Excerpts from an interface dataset
Start of Block

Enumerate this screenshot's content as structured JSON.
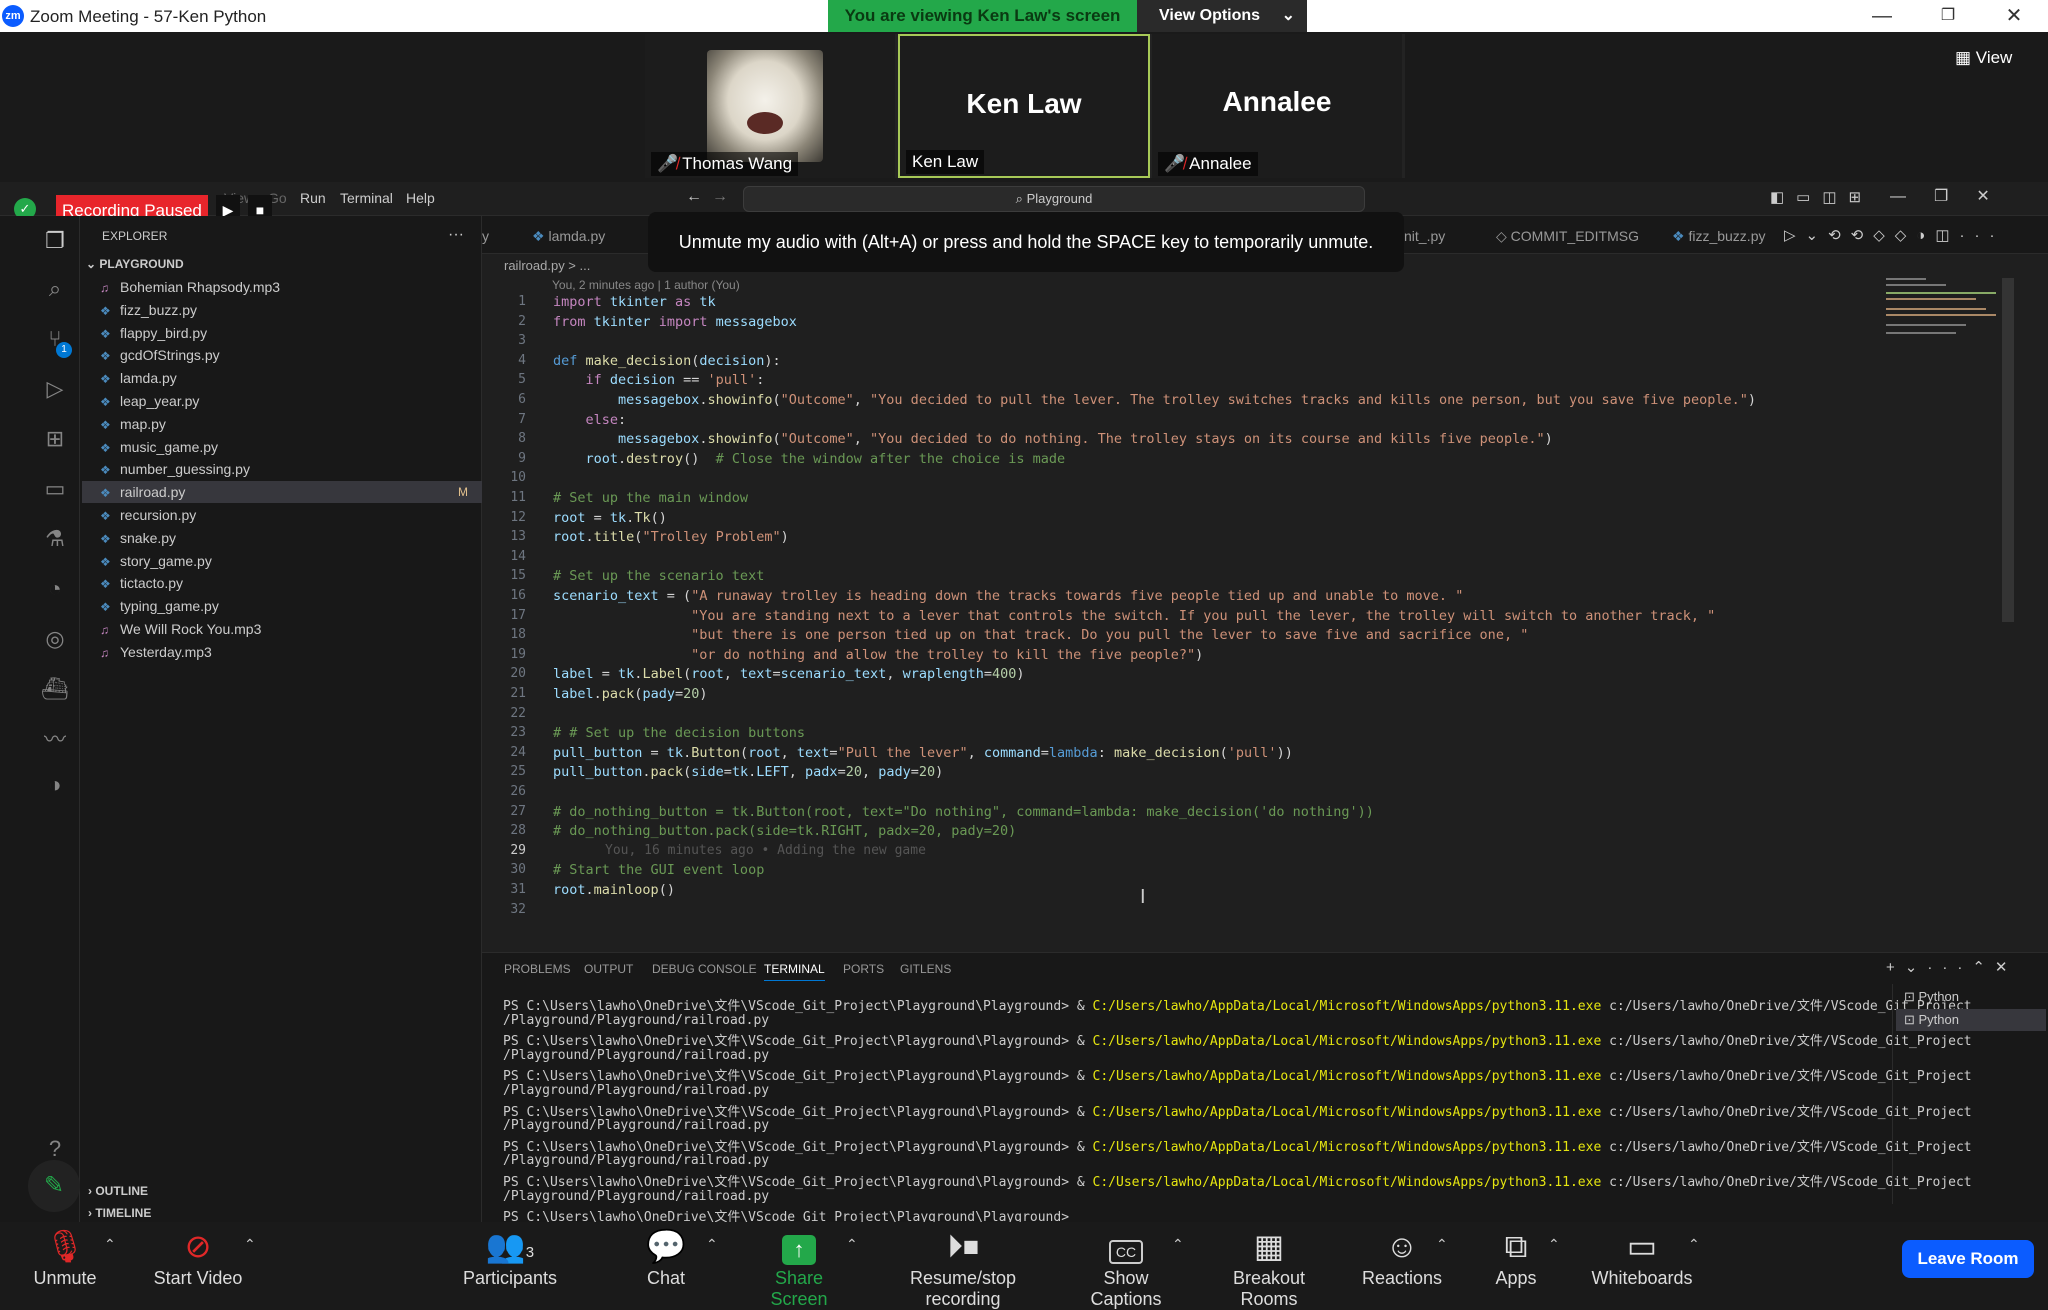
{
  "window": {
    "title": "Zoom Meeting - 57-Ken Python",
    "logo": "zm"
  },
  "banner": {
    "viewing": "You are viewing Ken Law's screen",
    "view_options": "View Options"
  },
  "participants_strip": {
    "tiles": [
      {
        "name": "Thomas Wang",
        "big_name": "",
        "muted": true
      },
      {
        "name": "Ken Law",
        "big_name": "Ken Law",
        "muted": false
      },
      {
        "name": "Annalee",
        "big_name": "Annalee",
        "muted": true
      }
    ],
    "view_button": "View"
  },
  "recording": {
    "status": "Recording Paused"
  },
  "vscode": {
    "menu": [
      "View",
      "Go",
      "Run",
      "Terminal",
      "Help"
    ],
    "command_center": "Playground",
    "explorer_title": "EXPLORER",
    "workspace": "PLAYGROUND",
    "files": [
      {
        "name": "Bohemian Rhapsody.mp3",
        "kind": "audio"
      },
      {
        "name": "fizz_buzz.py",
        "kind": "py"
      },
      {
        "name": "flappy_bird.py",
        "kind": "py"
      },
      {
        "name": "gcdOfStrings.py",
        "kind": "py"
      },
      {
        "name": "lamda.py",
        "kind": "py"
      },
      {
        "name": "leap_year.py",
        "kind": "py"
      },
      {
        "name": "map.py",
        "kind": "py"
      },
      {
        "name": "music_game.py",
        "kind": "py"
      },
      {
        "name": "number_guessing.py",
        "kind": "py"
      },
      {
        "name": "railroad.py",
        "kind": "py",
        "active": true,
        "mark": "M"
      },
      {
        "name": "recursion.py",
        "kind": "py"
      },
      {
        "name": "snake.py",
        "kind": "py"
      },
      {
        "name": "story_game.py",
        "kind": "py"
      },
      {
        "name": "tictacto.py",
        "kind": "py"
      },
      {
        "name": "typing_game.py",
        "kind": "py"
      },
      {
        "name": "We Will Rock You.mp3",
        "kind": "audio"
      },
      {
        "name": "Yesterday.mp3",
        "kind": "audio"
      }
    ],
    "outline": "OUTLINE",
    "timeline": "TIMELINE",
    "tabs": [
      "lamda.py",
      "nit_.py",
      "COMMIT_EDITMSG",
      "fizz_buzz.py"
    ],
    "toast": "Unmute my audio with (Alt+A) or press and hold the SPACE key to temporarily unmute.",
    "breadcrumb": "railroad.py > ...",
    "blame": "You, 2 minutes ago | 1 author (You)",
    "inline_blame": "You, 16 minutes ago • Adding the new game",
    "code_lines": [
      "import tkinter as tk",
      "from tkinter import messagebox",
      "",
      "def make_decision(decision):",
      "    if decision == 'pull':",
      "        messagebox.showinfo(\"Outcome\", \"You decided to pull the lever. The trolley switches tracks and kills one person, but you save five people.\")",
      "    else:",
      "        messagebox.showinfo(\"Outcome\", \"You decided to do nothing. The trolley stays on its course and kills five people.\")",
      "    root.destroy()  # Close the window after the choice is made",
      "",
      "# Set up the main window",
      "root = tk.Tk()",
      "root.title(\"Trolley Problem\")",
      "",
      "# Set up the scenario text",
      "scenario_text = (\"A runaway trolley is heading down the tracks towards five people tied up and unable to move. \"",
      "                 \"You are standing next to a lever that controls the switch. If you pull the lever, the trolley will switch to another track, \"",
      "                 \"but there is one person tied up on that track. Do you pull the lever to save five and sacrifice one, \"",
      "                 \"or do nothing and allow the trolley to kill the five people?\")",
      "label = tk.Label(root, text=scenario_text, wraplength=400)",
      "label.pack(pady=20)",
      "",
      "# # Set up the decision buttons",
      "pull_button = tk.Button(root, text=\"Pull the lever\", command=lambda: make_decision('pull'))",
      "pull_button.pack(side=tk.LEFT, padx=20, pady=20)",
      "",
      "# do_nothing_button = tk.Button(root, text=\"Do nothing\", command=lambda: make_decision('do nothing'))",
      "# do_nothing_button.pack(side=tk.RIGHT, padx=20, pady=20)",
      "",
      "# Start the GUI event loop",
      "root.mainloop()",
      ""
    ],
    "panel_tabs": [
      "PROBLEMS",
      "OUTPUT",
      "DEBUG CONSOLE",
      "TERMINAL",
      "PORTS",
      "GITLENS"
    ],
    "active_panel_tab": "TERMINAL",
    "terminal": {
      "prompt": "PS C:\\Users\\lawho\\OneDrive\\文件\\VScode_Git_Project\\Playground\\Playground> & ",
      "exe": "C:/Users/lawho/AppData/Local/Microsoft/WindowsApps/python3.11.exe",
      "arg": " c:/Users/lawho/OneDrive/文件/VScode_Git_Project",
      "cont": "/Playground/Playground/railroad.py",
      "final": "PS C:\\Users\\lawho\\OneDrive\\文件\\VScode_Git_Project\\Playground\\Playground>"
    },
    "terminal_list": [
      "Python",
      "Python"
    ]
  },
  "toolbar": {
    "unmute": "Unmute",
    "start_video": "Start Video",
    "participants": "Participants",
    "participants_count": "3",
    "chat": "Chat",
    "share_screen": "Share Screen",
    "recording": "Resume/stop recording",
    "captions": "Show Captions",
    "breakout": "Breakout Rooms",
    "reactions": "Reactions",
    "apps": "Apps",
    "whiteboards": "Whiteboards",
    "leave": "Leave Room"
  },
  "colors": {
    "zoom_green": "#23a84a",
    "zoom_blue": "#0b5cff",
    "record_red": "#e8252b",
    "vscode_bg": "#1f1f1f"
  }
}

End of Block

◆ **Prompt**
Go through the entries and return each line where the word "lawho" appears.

◆ **Problem solution**
      "prompt": "PS C:\\Users\\lawho\\OneDrive\\文件\\VScode_Git_Project\\Playground\\Playground> & ",
      "exe": "C:/Users/lawho/AppData/Local/Microsoft/WindowsApps/python3.11.exe",
      "arg": " c:/Users/lawho/OneDrive/文件/VScode_Git_Project",
      "final": "PS C:\\Users\\lawho\\OneDrive\\文件\\VScode_Git_Project\\Playground\\Playground>"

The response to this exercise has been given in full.